◆ **Directions**: Filter these entries, keeping only lines that hold the word "date".

Web page and app entries

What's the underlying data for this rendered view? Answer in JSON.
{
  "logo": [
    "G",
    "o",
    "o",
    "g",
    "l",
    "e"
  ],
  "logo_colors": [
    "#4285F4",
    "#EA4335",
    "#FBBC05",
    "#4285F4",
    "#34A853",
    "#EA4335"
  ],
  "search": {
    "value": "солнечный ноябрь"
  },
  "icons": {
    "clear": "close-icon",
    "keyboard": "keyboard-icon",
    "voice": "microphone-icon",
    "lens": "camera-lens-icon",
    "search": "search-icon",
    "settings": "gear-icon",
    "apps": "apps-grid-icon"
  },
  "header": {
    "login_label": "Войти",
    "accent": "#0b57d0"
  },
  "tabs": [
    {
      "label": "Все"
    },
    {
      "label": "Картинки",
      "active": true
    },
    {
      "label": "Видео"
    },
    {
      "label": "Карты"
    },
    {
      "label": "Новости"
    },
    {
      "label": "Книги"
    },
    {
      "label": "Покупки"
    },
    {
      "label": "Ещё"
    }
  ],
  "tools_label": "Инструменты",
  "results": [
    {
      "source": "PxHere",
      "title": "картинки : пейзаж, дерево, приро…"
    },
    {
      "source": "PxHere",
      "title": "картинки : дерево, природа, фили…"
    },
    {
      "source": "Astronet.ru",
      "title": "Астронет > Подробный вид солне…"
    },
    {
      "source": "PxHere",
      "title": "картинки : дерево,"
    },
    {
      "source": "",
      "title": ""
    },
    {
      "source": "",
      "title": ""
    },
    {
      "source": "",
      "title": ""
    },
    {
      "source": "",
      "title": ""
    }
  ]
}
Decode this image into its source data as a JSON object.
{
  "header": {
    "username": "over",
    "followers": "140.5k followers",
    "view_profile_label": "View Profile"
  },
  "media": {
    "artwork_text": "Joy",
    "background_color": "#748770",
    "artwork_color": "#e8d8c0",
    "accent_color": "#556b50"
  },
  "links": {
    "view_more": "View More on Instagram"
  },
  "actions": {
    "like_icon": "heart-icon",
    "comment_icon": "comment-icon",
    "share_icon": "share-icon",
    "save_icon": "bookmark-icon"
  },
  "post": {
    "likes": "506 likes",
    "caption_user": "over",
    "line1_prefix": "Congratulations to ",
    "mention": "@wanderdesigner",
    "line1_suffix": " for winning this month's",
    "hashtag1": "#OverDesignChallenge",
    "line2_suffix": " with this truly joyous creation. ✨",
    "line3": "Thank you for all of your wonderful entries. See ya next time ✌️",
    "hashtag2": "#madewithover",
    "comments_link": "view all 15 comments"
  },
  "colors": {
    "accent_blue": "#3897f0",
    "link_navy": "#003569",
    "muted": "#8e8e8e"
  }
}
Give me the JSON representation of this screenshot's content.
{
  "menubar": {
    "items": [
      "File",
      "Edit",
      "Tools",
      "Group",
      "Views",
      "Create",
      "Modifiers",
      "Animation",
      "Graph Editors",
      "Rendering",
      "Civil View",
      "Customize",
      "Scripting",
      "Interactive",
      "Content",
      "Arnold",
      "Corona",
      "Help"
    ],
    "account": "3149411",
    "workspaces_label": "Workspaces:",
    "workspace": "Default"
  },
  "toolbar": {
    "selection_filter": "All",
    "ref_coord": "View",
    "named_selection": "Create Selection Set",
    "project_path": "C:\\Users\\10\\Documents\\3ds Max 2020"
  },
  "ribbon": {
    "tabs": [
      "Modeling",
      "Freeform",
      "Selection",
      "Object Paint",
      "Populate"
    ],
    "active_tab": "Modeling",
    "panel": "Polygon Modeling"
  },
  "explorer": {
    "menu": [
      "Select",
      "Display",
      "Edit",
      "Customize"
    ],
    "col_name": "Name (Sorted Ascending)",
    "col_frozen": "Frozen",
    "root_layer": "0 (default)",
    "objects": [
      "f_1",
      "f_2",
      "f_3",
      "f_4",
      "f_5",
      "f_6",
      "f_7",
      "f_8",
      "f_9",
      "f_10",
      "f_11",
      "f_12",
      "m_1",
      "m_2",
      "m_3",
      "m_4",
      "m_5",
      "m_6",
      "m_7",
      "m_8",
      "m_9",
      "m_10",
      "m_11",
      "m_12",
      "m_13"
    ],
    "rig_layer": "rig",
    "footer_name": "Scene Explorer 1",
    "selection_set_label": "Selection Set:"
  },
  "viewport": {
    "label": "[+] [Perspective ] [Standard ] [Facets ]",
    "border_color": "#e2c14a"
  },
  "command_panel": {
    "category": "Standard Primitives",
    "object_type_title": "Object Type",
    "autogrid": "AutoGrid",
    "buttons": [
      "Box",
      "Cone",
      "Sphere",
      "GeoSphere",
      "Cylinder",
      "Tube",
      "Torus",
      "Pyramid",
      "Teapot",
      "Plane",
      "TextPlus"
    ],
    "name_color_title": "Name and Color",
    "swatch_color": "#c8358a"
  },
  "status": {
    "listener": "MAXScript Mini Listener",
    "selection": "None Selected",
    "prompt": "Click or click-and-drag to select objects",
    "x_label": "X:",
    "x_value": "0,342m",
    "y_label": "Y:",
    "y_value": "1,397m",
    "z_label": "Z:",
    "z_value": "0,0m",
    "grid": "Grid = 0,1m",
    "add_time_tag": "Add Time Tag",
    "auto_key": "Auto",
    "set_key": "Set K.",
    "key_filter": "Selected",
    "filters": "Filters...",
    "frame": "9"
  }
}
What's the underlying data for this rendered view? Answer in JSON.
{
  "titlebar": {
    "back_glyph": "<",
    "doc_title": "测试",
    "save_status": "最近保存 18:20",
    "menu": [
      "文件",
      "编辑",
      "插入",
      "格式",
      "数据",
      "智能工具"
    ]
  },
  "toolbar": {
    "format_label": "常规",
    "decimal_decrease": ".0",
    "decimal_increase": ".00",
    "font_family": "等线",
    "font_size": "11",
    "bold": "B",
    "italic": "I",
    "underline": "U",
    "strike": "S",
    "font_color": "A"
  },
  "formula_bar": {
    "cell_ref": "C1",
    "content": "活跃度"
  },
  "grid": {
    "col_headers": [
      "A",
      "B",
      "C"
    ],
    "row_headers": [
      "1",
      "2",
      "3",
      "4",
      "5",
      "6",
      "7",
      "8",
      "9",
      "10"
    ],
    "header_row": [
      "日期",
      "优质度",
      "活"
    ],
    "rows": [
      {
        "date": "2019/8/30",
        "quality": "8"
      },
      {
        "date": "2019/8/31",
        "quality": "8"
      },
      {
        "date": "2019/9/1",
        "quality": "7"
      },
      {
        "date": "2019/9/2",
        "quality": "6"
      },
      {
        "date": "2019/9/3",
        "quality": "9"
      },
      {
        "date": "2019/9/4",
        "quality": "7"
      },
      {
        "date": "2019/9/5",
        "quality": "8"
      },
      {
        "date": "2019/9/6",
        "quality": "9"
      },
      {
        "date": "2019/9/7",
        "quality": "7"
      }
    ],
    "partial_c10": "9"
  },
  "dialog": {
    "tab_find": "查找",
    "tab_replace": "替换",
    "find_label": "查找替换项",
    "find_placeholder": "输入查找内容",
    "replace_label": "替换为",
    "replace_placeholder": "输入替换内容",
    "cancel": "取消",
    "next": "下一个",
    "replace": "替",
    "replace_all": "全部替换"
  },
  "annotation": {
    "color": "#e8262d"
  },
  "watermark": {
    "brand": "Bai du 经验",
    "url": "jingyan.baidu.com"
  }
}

◆ **Solution to the exercise**:
        "date": "2019/8/30",
        "date": "2019/8/31",
        "date": "2019/9/1",
        "date": "2019/9/2",
        "date": "2019/9/3",
        "date": "2019/9/4",
        "date": "2019/9/5",
        "date": "2019/9/6",
        "date": "2019/9/7",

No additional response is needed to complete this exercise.